How Abuse and Neglect Affect Children's Minds and Bodies


Social Policy Report Brief, Volume 28, Issue 1


Why Does This Matter?

More than 676,000 children in the United States are abused and neglected annually, and 1,500 die as a result. Maltreatment harms children’s mental health and academic achievement, and increases their risk for chronic diseases of aging. In addition to the human costs, the estimated costs of this maltreatment—billions of dollars annually—have raised calls for better understanding of how maltreatment harms children and more effective approaches to prevention and treatment. New studies on the neurobiological science of maltreatment show that child abuse and neglect alter children’s biological systems, including brain development.


Because the adverse effects of maltreatment can become biologically embedded early in children’s development, efforts to treat child abuse and neglect should be renewed and expanded.


Policy and Practice Implications

Research suggests that the period from birth to age 3 is a critical window for identifying families at risk for abuse and neglect, and treating child victims using evidence-based practices. Efforts should focus on:

  • Including universal mental health screening in U.S. Child Protective Services evaluations and access to evidence-based behavioral therapies paired with appropriate psychiatric assessments.
  • Preventing emergence of maltreatment through programs proven effective in the community; examples include the Nurse-Family Partnership, the Safe Environment for Every Kid program, and the Positive Parenting Program, or Triple P.
  • Preventing recurrence of maltreatment; though this has proven more difficult than prevention, some success at reducing recidivism among parents has been seen with multiple referrals to U.S. Child Protective Services using Parent-Child Interaction Therapy.
  • Offering coordinated systems of care for children and families in the child welfare system, including comprehensive mental and physical health care, with caseworkers, pediatricians, and psychologists working as teams.
  • Treating victims of maltreatment with evidence-based approaches specific to those who have experienced trauma; such interventions can include the judicious use of psychotropic medications.

What the Research Says
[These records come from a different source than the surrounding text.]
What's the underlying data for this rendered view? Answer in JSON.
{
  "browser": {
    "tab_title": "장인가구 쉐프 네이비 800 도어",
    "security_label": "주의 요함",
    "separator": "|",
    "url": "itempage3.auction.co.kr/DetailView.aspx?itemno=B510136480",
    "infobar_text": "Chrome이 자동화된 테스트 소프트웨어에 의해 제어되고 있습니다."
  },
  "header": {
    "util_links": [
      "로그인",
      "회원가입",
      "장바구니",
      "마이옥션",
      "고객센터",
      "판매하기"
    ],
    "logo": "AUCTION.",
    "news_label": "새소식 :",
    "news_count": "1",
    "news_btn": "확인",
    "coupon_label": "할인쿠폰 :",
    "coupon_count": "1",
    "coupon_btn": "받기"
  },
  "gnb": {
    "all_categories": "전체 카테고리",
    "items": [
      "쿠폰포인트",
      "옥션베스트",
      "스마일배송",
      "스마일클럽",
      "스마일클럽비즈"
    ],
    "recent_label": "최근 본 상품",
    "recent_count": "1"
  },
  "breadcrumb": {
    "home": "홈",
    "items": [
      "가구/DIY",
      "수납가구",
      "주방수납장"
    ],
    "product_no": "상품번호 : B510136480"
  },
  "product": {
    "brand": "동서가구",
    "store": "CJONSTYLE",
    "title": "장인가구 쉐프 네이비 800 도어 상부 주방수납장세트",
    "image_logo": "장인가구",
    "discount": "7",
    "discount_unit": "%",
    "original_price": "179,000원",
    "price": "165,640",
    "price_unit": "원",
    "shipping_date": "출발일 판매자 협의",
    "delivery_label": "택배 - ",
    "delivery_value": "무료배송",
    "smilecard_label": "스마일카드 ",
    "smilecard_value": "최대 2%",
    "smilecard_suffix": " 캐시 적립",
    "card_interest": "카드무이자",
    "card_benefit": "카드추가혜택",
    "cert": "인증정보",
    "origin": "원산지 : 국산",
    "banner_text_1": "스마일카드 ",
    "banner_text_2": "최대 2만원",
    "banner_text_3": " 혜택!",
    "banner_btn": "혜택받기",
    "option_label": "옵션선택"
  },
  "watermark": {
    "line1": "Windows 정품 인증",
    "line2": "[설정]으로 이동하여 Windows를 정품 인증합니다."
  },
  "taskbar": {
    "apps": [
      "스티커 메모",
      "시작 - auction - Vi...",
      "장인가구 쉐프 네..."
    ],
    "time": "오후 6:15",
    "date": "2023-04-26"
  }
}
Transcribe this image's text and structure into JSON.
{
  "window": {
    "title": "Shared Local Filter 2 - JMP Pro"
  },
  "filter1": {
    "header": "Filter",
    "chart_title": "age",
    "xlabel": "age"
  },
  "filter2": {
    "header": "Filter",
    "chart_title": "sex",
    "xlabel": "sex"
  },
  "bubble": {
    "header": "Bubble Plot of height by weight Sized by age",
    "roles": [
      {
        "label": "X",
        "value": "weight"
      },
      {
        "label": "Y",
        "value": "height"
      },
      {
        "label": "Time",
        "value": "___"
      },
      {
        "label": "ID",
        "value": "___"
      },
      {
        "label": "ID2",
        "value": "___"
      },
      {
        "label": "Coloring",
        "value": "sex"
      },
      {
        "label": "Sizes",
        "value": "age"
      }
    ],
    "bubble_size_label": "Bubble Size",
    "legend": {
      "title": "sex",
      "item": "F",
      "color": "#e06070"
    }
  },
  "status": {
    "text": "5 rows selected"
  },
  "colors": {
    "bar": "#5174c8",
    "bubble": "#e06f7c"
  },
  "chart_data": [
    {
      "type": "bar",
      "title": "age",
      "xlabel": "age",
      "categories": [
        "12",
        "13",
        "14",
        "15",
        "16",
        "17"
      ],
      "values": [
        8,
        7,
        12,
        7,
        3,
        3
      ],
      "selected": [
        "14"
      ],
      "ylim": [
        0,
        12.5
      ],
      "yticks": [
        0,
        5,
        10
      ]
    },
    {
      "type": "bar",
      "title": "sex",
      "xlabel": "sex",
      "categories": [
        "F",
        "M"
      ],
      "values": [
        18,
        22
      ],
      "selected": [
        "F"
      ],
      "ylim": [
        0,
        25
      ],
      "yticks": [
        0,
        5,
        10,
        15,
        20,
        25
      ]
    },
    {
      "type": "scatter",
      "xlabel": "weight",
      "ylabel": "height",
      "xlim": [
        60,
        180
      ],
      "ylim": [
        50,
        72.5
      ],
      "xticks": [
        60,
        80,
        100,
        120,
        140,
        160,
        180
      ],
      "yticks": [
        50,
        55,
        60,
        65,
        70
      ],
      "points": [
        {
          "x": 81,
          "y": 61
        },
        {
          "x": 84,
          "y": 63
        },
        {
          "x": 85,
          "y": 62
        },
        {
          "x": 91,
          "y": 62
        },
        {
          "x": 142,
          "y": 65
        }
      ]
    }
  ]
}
  • Children are at greatest risk of victimization before age 3, a time of rapid brain development.
  • Abused or neglected children are at greater risk for poor health in adulthood, including chronic aging diseases like diabetes, cancer, and heart and lung disease, than nonmaltreated children.
  • Abuse and neglect are “toxic stressors”—chronic, uncontrollable events resulting in strong, frequent, or prolonged activation of the body’s stress- management systems.
  • Exposure to toxic stress early in development shapes how three integrated systems work: the immune system (which protects against disease), the neuro-endocrine system (which releases hormones to control bodily functions), and the central nervous system (which is comprised of the brain and spinal cord).
  • Researchers are beginning to understand how the chronicity, severity, and timing of maltreatment shape the functions of these systems. Researchers can now examine the effects of interventions on helping children regain normal psychobiological functioning.
  • Few maltreatment-prevention programs that have been proven effective have been scaled up to work in communities. Evidence is limited on the effectiveness of programs that prevent recurrence of maltreatment.

Facts at a Glance

  • U.S. Child Protective Services agencies receive more than 3 million reports of abuse and neglect annually. Some 60% to 65% of these reports are investigated, and approximately 20% of investigations identify at least one child as a victim of abuse or neglect.
  • Repeated occurrences of abuse and neglect are seen among families involved in the child welfare system, and approximately 40% of families re-enter the system within five years.
  • In a nationally representative sample of children involved with the U.S. child welfare system, between 18% and 22% had significant emotional and behavioral problems as reported by parents, teachers, or other youth, compared to 8% of children in the general population.
  • In a given year, new cases of maltreatment are estimated to cost $80 billion to $124 billion for medical and mental health services, lost productivity, and crime. Most of this is paid for by taxpayers.
  • The Federal Child Abuse Prevention and Treatment Act defines child abuse and neglect as, at minimum, “Any recent act or failure to act on the part of a parent or caretaker which results in death, serious physical or emotional harm, sexual abuse or exploitation; or an act or failure to act which presents an imminent risk of serious harm.”

This brief summarizes a longer Social Policy Report, "The Biological Embedding of Child Abuse and Neglect: Implications for Policy and Practice," by Sara R. Jaffee, Associate Professor of Psychology at the University of Pennsylvania and Reader in Gene-Environment Interplay at King’s College London, and Cindy W. Christian, Chair, Child Abuse and Neglect Prevention at The Children’s Hospital of Philadelphia, and Professor of Pediatrics at The Perelman School of Medicine at the University of Pennsylvania. The Social Policy Report is based on the proceedings of an expert panel meeting convened by the Administration of Children, Youth, and Families, Department of Health and Human Services (DHHS) in partnership with the National Institute on Drug Abuse and the Eunice Kennedy Shriver National Institute of Child Health and Human Development within the National Institutes of Health, DHHS.